Germany's Schäuble softens Greece tone

German Finance Minister Wolfgang Schäuble said Sunday Greece's new hard-left government needs "a bit of time" but is committed to implementing necessary reforms to resolve its debt crisis. READ  

UK Pegida rally dwarfed by counter-demo
Photo: DPA

UK Pegida rally dwarfed by counter-demo

An estimated 375 people turned out for the Germany-based PEGIDA movement's first demonstration in Britain on Saturday, but were outnumbered by a 2,000-strong crowd of counter-protesters, police said. READ  

Greek PM vows to 'start working hard' after vote
Photo: DPA
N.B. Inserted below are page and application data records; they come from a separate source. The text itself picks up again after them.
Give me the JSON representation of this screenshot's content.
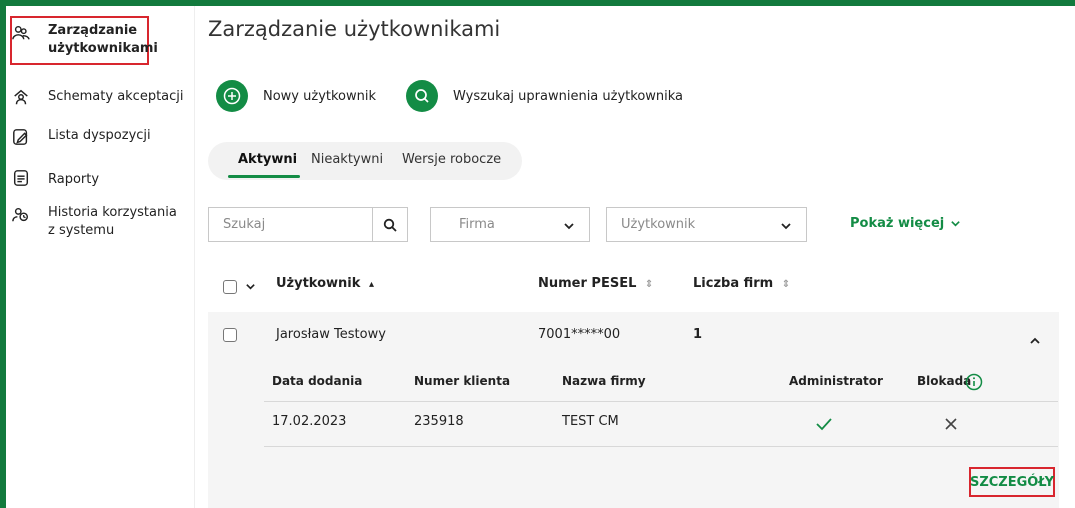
{
  "sidebar": {
    "items": [
      {
        "label": "Zarządzanie użytkownikami",
        "icon": "users-admin-icon",
        "active": true
      },
      {
        "label": "Schematy akceptacji",
        "icon": "approval-scheme-icon"
      },
      {
        "label": "Lista dyspozycji",
        "icon": "edit-document-icon"
      },
      {
        "label": "Raporty",
        "icon": "report-icon"
      },
      {
        "label": "Historia korzystania z systemu",
        "icon": "user-history-icon"
      }
    ]
  },
  "page": {
    "title": "Zarządzanie użytkownikami"
  },
  "actions": {
    "new_user": {
      "label": "Nowy użytkownik",
      "icon": "plus-circle-icon"
    },
    "search_permissions": {
      "label": "Wyszukaj uprawnienia użytkownika",
      "icon": "search-icon"
    }
  },
  "tabs": [
    {
      "label": "Aktywni",
      "active": true
    },
    {
      "label": "Nieaktywni"
    },
    {
      "label": "Wersje robocze"
    }
  ],
  "filters": {
    "search_placeholder": "Szukaj",
    "company_placeholder": "Firma",
    "user_placeholder": "Użytkownik",
    "show_more": "Pokaż więcej"
  },
  "table": {
    "columns": [
      "Użytkownik",
      "Numer PESEL",
      "Liczba firm"
    ],
    "rows": [
      {
        "user": "Jarosław Testowy",
        "pesel": "7001*****00",
        "companies": "1",
        "expanded": true,
        "details": {
          "columns": [
            "Data dodania",
            "Numer klienta",
            "Nazwa firmy",
            "Administrator",
            "Blokada"
          ],
          "rows": [
            {
              "date": "17.02.2023",
              "client_number": "235918",
              "company": "TEST CM",
              "admin": "check-icon",
              "blocked": "x-icon"
            }
          ],
          "button": "SZCZEGÓŁY"
        }
      }
    ]
  },
  "colors": {
    "accent": "#138c45",
    "highlight": "#d8262e"
  }
}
Greek PM vows to 'start working hard' after vote

Greek Prime Minister Alexis Tsipras vowed Friday to "start working hard" to implement vital reforms in the stricken eurozone country, after Germany's parliament approved a four month extension to its bailout. READ  

Ukraine: troop deaths 'serious breach' of truce
Photo: DPA

Ukraine: troop deaths 'serious breach' of truce

Ukrainian President Petro Poroshenko declared the killing of three government troops by pro Moscow rebels a "serious breach of the ceasefire", during a telephone call Friday with German Chancellor Angela Merkel, her office said. READ  

Man wins court battle over loud footsteps
Trouble at the top. Photo: DPA

Man wins court battle over loud footsteps

Germany's highest civil court ruled in favour of a man who swapped the carpet in his new apartment for parquet flooring, incurring the wrath of the retired couple who lived below him over his loud footsteps. READ  

Teachers to strike nationwide from Monday
Photo: DPA

Teachers to strike nationwide from Monday

Teachers all over the country are expected to stike starting Monday, German education trade union GEW said, after negotiations with the wage commission of the federal states (TdL) failed to achieve results. READ  

EU court deals blow to US Iraq objector's hopes
Andre Shepherd at the European Court of Justice in June 2014. Photo: DPA

EU court deals blow to US Iraq objector's hopes

American soldier Andre Shepherd, who applied for asylum in Germany as a conscientious objector against the war in Iraq after going AWOL from his unit, saw a judgement by the Court of Justice of the European Union (CJEU) go against him on Thursday. READ  

RECEIVE OUR NEWSLETTER AND ALERTS
Politics
Surprise! Germans love feeling like they run the EU
Politics
Anger over plan to show women what men earn
Travel
Munich tram fans bicker over new bell
Features
Kafka: puzzling translators 100 years on
Business & Money
France or Germany: Which country really is the best country to work in?
Photo: Police
Rhineland
Student driver crashes tank into family garden.
Photo: DPA
Politics
There was a notable absence at the Anti-Semitism Commission
Sponsored Article
Tourist or lifer: what sort of expat are you?
National
How Dresden bombing still divides Germany, 70 years on
Sponsored Article
Are you an American expat? How to face FATCA
Photo: DPA
Gallery
Take a cute break with this gallery of baby animals
International
What's keeping UK expats from voting?
Photo: DPA
National
Terror alert at a new high. Should you be worried?
Gallery
The best regional foods TTIP opponents want to protect
Photo: DPA
Features
All you ever needed to know about Pegida
Photo: Shutterstock
Culture
This cosplayer did not think his plan through
National
Europe in statistics - from Spain to Sweden
Gallery
Top 12 German idioms
Culture
10 top tips for partying in Germany
Photo: DPA
Technology
What does the Chancellor see as the future of the internet?
Photo: DPA
Business & Money
JobTalk: All you need to know about working in Germany
National
Share news tips with The Local Germany
Latest news from The Local in Austria

More news from Austria at thelocal.at

Latest news from The Local in Switzerland

More news from Switzerland at thelocal.ch

Latest news from The Local in Denmark

More news from Denmark at thelocal.dk

Latest news from The Local in Spain

More news from Spain at thelocal.es

Latest news from The Local in France

More news from France at thelocal.fr

Latest news from The Local in Italy

More news from Italy at thelocal.it

Latest news from The Local in Norway

More news from Norway at thelocal.no

Latest news from The Local in Sweden

More news from Sweden at thelocal.se

3,157
jobs available
Toytown Germany
Germany's English-speaking crowd